True

Since March of 2020, over 29 million Americans have been diagnosed with COVID-19, according to the CDC. Over 540,000 have died in the United States as this unprecedented pandemic has swept the globe. And yet, by the end of 2020, it looked like science was winning: vaccines had been developed.

In celebration of the power of science we spoke to three people: an individual, a medical provider, and a vaccine scientist about how vaccines have impacted them throughout their lives. Here are their answers:

John Scully, 79, resident of Florida

Photo courtesy of John Scully

When John Scully was born, America was in the midst of an epidemic: tens of thousands of children in the United States were falling ill with paralytic poliomyelitis — otherwise known as polio, a disease that attacks the central nervous system and often leaves its victims partially or fully paralyzed.

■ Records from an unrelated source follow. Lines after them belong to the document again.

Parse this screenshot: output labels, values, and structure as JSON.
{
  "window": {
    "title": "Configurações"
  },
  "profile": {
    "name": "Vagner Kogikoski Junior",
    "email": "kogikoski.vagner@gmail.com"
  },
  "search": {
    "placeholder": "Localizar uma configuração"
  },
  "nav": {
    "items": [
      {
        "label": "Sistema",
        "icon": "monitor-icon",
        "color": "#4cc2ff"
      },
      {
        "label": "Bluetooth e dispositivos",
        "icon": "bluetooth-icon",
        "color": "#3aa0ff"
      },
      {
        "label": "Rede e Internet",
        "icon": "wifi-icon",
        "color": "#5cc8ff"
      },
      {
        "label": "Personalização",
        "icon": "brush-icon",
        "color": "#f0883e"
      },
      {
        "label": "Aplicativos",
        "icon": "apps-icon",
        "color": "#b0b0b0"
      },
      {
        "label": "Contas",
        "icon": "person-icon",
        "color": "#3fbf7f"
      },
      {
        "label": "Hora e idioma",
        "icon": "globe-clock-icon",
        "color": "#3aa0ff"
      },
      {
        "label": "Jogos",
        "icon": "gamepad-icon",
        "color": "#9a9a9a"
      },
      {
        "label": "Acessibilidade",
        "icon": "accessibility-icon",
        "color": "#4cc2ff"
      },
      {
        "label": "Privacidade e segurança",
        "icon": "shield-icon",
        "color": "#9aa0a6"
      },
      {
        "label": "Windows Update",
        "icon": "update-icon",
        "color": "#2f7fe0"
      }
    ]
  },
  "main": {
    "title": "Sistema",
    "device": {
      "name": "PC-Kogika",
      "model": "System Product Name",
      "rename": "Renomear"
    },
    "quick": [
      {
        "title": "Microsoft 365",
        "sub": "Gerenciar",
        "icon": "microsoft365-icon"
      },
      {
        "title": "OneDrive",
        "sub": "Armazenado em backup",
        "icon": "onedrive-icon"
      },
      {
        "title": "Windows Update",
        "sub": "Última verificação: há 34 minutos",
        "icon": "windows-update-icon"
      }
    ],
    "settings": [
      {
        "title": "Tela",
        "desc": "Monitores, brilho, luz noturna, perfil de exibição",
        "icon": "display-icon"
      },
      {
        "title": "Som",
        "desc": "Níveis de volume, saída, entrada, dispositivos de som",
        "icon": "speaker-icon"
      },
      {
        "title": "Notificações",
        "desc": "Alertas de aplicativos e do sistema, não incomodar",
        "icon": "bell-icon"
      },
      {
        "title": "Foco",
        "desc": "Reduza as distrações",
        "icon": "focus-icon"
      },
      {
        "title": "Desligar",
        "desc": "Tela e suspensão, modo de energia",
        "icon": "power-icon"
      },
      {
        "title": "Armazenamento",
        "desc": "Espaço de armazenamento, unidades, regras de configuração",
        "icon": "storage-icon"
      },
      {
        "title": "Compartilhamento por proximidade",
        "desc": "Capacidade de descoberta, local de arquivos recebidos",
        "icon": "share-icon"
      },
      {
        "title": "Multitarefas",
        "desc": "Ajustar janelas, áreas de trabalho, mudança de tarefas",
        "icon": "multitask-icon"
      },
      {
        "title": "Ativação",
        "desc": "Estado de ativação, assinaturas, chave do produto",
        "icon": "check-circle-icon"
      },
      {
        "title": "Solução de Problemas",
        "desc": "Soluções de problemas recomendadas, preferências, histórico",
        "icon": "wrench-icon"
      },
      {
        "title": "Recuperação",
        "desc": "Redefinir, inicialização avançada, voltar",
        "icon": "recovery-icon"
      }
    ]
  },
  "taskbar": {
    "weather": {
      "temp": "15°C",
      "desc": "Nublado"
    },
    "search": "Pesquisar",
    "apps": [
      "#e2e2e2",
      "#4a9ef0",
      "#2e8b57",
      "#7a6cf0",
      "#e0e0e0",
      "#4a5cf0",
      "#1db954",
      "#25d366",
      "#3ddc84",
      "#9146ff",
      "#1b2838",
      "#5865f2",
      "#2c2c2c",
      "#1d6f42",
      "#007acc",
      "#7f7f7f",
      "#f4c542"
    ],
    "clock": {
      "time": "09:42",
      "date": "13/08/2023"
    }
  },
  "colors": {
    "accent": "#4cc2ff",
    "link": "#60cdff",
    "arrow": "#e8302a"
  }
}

"As kids, we were all afraid of getting polio," he says, "because if you got polio, you could end up in the dreaded iron lung and we were all terrified of those." Iron lungs were respirators that enclosed most of a person's body; people with severe cases often would end up in these respirators as they fought for their lives.

John remembers going to see matinee showings of cowboy movies on Saturdays and, before the movie, shorts would run. "Usually they showed the news," he says, "but I just remember seeing this one clip warning us about polio and it just showed all these kids in iron lungs." If kids survived the iron lung, they'd often come back to school on crutches, in leg braces, or in wheelchairs.

"We all tried to be really careful in the summer — or, as we called it back then, 'polio season,''" John says. This was because every year around Memorial Day, major outbreaks would begin to emerge and they'd spike sometime around August. People weren't really sure how the disease spread at the time, but many believed it traveled through the water. There was no cure — and every child was susceptible to getting sick with it.

"We couldn't swim in hot weather," he remembers, "and the municipal outdoor pool would close down in August."

Then, in 1954 clinical trials began for Dr. Jonas Salk's vaccine against polio and within a year, his vaccine was announced safe. "I got that vaccine at school," John says. Within two years, U.S. polio cases had dropped 85-95 percent — even before a second vaccine was developed by Dr. Albert Sabin in the 1960s. "I remember how much better things got after the vaccines came out. They changed everything," John says.

Keep Reading Show less